(DATA FOR THIS EXERCISE Opens)
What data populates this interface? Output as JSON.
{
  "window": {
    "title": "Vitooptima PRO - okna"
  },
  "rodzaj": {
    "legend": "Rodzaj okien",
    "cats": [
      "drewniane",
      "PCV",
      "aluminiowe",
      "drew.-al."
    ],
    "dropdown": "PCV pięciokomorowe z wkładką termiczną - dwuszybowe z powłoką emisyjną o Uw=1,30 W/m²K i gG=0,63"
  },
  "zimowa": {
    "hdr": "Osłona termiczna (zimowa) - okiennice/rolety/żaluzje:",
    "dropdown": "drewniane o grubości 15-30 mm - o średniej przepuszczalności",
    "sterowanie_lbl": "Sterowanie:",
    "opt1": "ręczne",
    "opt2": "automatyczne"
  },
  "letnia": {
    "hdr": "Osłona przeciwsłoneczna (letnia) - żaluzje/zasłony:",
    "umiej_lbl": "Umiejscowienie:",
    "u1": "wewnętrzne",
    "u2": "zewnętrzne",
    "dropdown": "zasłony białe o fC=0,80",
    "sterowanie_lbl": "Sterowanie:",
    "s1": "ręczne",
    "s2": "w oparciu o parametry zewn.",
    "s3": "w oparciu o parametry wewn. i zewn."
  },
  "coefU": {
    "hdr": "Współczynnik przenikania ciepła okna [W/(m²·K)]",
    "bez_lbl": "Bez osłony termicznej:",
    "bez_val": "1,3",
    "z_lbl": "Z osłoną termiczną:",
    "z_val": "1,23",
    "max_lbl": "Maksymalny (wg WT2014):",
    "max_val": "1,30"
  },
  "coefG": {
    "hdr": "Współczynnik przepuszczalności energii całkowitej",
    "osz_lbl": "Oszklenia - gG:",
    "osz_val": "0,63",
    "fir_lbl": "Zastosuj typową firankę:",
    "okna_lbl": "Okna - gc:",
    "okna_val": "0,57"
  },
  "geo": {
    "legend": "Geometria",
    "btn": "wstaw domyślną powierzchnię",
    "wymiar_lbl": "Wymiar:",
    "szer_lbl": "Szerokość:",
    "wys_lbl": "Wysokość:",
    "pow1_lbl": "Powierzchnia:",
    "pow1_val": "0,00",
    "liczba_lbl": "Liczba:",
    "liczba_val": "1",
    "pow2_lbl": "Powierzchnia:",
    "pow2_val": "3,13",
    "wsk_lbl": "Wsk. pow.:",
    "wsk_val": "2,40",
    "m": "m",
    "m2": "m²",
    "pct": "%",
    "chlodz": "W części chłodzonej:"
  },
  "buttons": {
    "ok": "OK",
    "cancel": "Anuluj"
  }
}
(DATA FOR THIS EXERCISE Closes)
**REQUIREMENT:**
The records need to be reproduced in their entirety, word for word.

**WRITTEN ANSWER:**
What data populates this interface? Output as JSON.
{
  "window": {
    "title": "Vitooptima PRO - okna"
  },
  "rodzaj": {
    "legend": "Rodzaj okien",
    "cats": [
      "drewniane",
      "PCV",
      "aluminiowe",
      "drew.-al."
    ],
    "dropdown": "PCV pięciokomorowe z wkładką termiczną - dwuszybowe z powłoką emisyjną o Uw=1,30 W/m²K i gG=0,63"
  },
  "zimowa": {
    "hdr": "Osłona termiczna (zimowa) - okiennice/rolety/żaluzje:",
    "dropdown": "drewniane o grubości 15-30 mm - o średniej przepuszczalności",
    "sterowanie_lbl": "Sterowanie:",
    "opt1": "ręczne",
    "opt2": "automatyczne"
  },
  "letnia": {
    "hdr": "Osłona przeciwsłoneczna (letnia) - żaluzje/zasłony:",
    "umiej_lbl": "Umiejscowienie:",
    "u1": "wewnętrzne",
    "u2": "zewnętrzne",
    "dropdown": "zasłony białe o fC=0,80",
    "sterowanie_lbl": "Sterowanie:",
    "s1": "ręczne",
    "s2": "w oparciu o parametry zewn.",
    "s3": "w oparciu o parametry wewn. i zewn."
  },
  "coefU": {
    "hdr": "Współczynnik przenikania ciepła okna [W/(m²·K)]",
    "bez_lbl": "Bez osłony termicznej:",
    "bez_val": "1,3",
    "z_lbl": "Z osłoną termiczną:",
    "z_val": "1,23",
    "max_lbl": "Maksymalny (wg WT2014):",
    "max_val": "1,30"
  },
  "coefG": {
    "hdr": "Współczynnik przepuszczalności energii całkowitej",
    "osz_lbl": "Oszklenia - gG:",
    "osz_val": "0,63",
    "fir_lbl": "Zastosuj typową firankę:",
    "okna_lbl": "Okna - gc:",
    "okna_val": "0,57"
  },
  "geo": {
    "legend": "Geometria",
    "btn": "wstaw domyślną powierzchnię",
    "wymiar_lbl": "Wymiar:",
    "szer_lbl": "Szerokość:",
    "wys_lbl": "Wysokość:",
    "pow1_lbl": "Powierzchnia:",
    "pow1_val": "0,00",
    "liczba_lbl": "Liczba:",
    "liczba_val": "1",
    "pow2_lbl": "Powierzchnia:",
    "pow2_val": "3,13",
    "wsk_lbl": "Wsk. pow.:",
    "wsk_val": "2,40",
    "m": "m",
    "m2": "m²",
    "pct": "%",
    "chlodz": "W części chłodzonej:"
  },
  "buttons": {
    "ok": "OK",
    "cancel": "Anuluj"
  }
}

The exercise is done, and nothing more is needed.